Apart from a couple old homes and a small Neoclassical parish church, there really isn’t much to see in Ribeira as most of the city has been built over the past couple decades (which coincided with increased summertime tourism to Ribeira’s fine beaches). However, outside of the city center there’s a handful of cool things to check out, so make sure to rent a car if you’re ever passing through the region!

Tuesday, April 28, 2015

Photo Post: Valença do Minho, Portugal

Valença do Minho, Portugal
Turret in the fortress-like old town
After snooping around the interesting cathedral in Tui last November, my friends and I hopped back in the car and crossed the Miño River, and in doing so also crossed into Portugal from Spain. On the other side of the river, the town of Valença do Minho sits on a commanding hilltop and is just as Portuguese as Tui is Spanish: houses are decorated with pretty azulejos or colorful tiles, the locals speak indecipherable European Portuguese, and small parish churches show off their jaunty Baroque domes and whitewashed walls.

Valença do Minho, Portugal
Spaniards with bags of linens
For Spaniards, especially those living in Galicia, the main draw of Valença is shopping. Portuguese-made linens, like sheets, towels, and blankets are both affordable and of high quality, so Spanish people dash south of the border, load up their car trunks and bus holds with bags of linens in Valença, and then head back home. It’s not uncommon for espanhóis (as they’re called in Portuguese) to pick up a bottle of vinho verde wine or a kilo of not-burnt natural, non-torrefacto coffee before returning to Spain.

Valença do Minho, Portugal
The main shopping drag
Apart from shopping, Valença do Minho didn’t really have that much to offer except for the novelty of feeling like you were in another country. (Although I’ve been told it’s a great place to try Portuguese bacalhau or cod). Northern Portugal has so much more to offer: Porto’s crumbling riverside, Braga’s stunning Baroque churches, and Guimarães’ medieval castle. But it makes a nice pitstop on your way from Galicia south into Portugal.

Wednesday, April 22, 2015

Tui, a Cathedral Town on the Spanish-Portuguese Border

Tui Cathedral, Spain
Granite + greenery = Galicia
When I began my second year teaching in Galicia, I knew I wanted to go the completionist route and hit up all five of Galicia’s cathedrals and all seven of the region’s historical provincial capitals. Some of them, like Pontevedra, were only a quick train ride south from Santiago, but there were others, like Mondoñedo, that ended up being in distant valleys far from home and required a car to get there.
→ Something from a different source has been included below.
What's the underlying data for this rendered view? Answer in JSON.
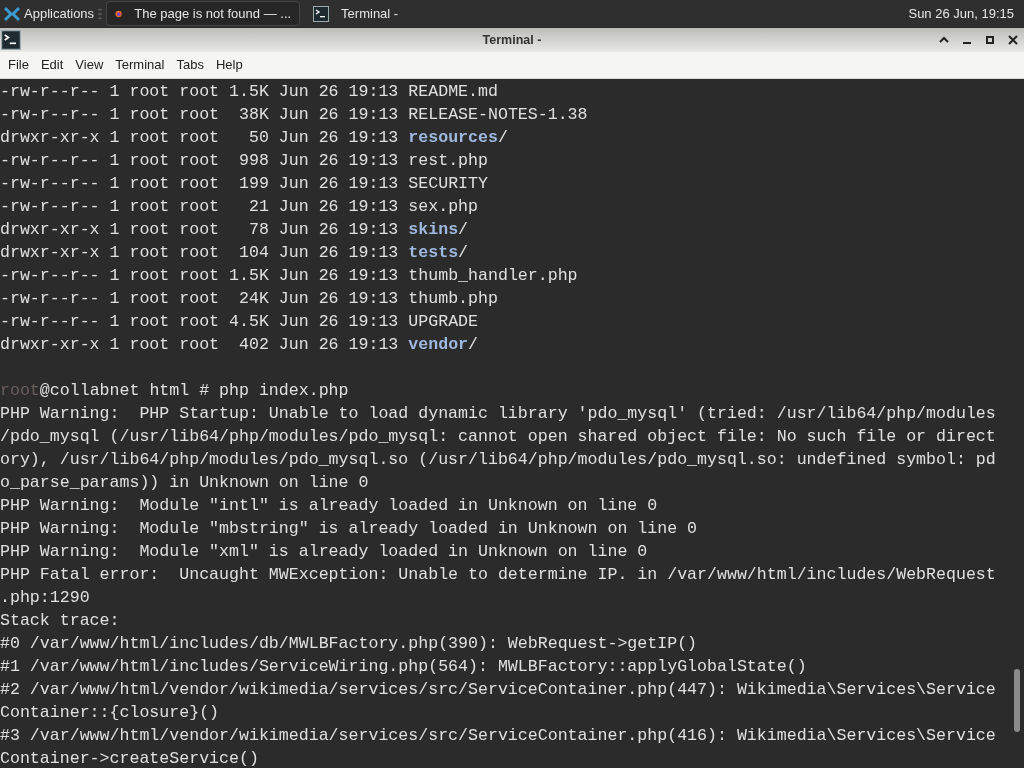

So naturally I jumped at the chance to explore the border town of Tui when two Spanish friends invited me to ride with them down there for a traditional autumn dinner in their village.

Tui Cathedral, Spain
Gothic façade
Outside of Tui’s city center (mere minutes from Portugal) we settled down at the Ribadelouro community center, where they were selling 10€ tickets for an all-you-can-eat cookout supper. My housemate and I were the only two non-Spaniards in attendance that evening; everyone else had probably grown up in the countryside or was married to someone who did. It was sometimes difficult to follow along with the conversations as there were a good hundred or so people eating in a loud communal dining hall, but we made it work in some mixture of Galician and Spanish.

Tui Cathedral, Spain
Gothic sculpted portico
The dinner itself was out of control. We started off with plates of chewy chorizo and the most tender orellas (pig ear) I’ve ever had, lightly seasoned with olive oil and smoked paprika. The main course was carne ao caldeiro, enormous hunks of beef boiled in a pot (a caldeiro) along with potatoes and a little bit of lard for flavor. And then came the desserts. And the café de pota (drip coffee). And then the sobremesa: that conversation you have when you’re too stuffed to get up from the table so you just sit and chat until things digest.